## What the task requires
Give the records again. Keep them exact and leave out the images.

## Recorded information
[Start of Attachment]

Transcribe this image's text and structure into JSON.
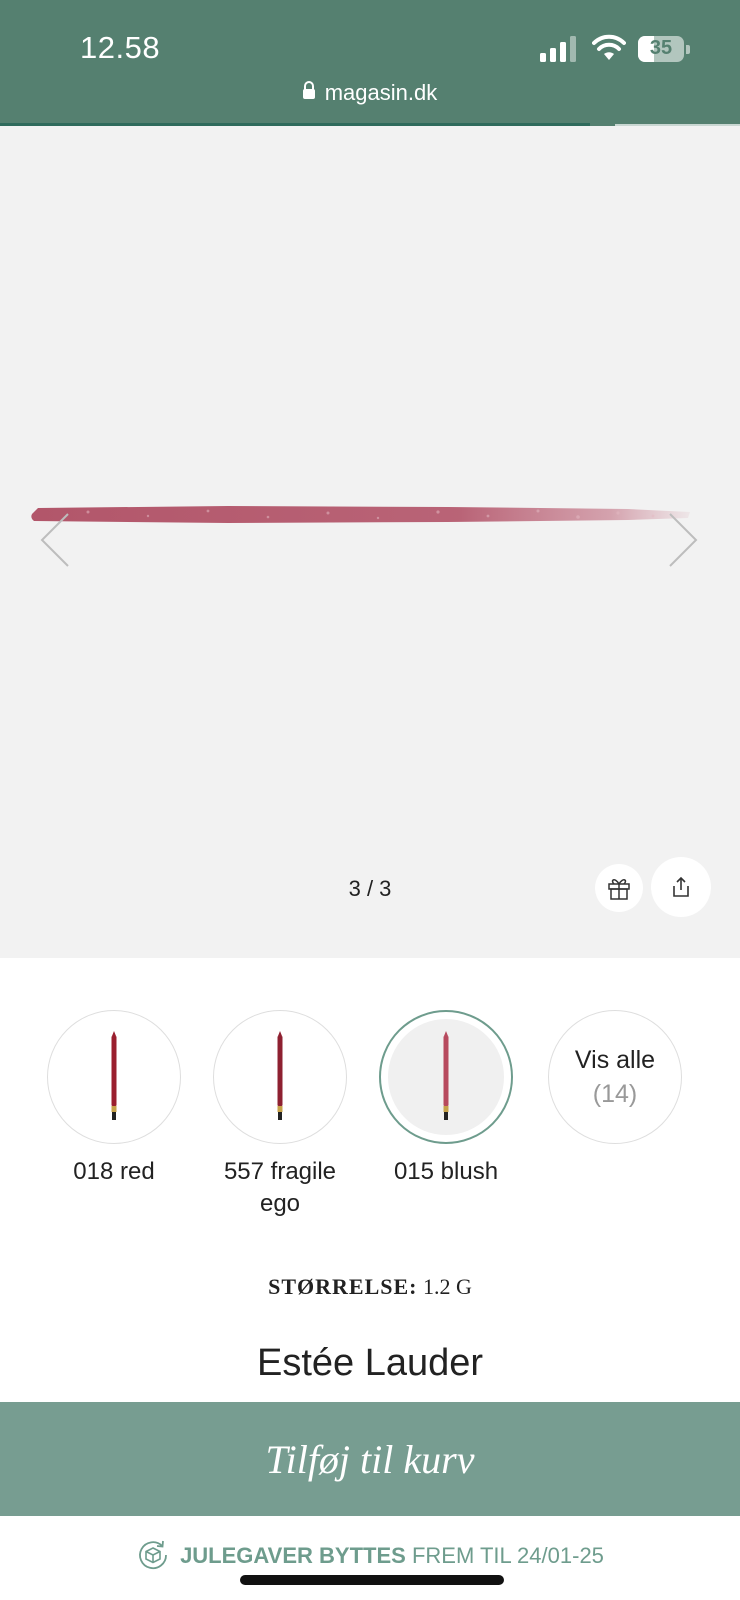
{
  "status_bar": {
    "time": "12.58",
    "battery": "35",
    "battery_level": 0.35,
    "url": "magasin.dk"
  },
  "gallery": {
    "counter": "3 / 3",
    "swatch_color": "#b2566a"
  },
  "variants": [
    {
      "label": "018 red",
      "pencil_color": "#9a1f2e",
      "selected": false
    },
    {
      "label": "557 fragile ego",
      "pencil_color": "#8e2030",
      "selected": false
    },
    {
      "label": "015 blush",
      "pencil_color": "#b74a5e",
      "selected": true
    }
  ],
  "view_all": {
    "label": "Vis alle",
    "count": "(14)"
  },
  "size": {
    "label": "STØRRELSE:",
    "value": "1.2 G"
  },
  "brand": "Estée Lauder",
  "cart_button": "Tilføj til kurv",
  "footer": {
    "bold": "JULEGAVER BYTTES",
    "rest": "FREM TIL 24/01-25"
  },
  "colors": {
    "header": "#558070",
    "accent": "#779d91",
    "footer_text": "#6e9c8d"
  }
}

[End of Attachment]

## Task result
Transcribe this image's text and structure into JSON.
{
  "status_bar": {
    "time": "12.58",
    "battery": "35",
    "battery_level": 0.35,
    "url": "magasin.dk"
  },
  "gallery": {
    "counter": "3 / 3",
    "swatch_color": "#b2566a"
  },
  "variants": [
    {
      "label": "018 red",
      "pencil_color": "#9a1f2e",
      "selected": false
    },
    {
      "label": "557 fragile ego",
      "pencil_color": "#8e2030",
      "selected": false
    },
    {
      "label": "015 blush",
      "pencil_color": "#b74a5e",
      "selected": true
    }
  ],
  "view_all": {
    "label": "Vis alle",
    "count": "(14)"
  },
  "size": {
    "label": "STØRRELSE:",
    "value": "1.2 G"
  },
  "brand": "Estée Lauder",
  "cart_button": "Tilføj til kurv",
  "footer": {
    "bold": "JULEGAVER BYTTES",
    "rest": "FREM TIL 24/01-25"
  },
  "colors": {
    "header": "#558070",
    "accent": "#779d91",
    "footer_text": "#6e9c8d"
  }
}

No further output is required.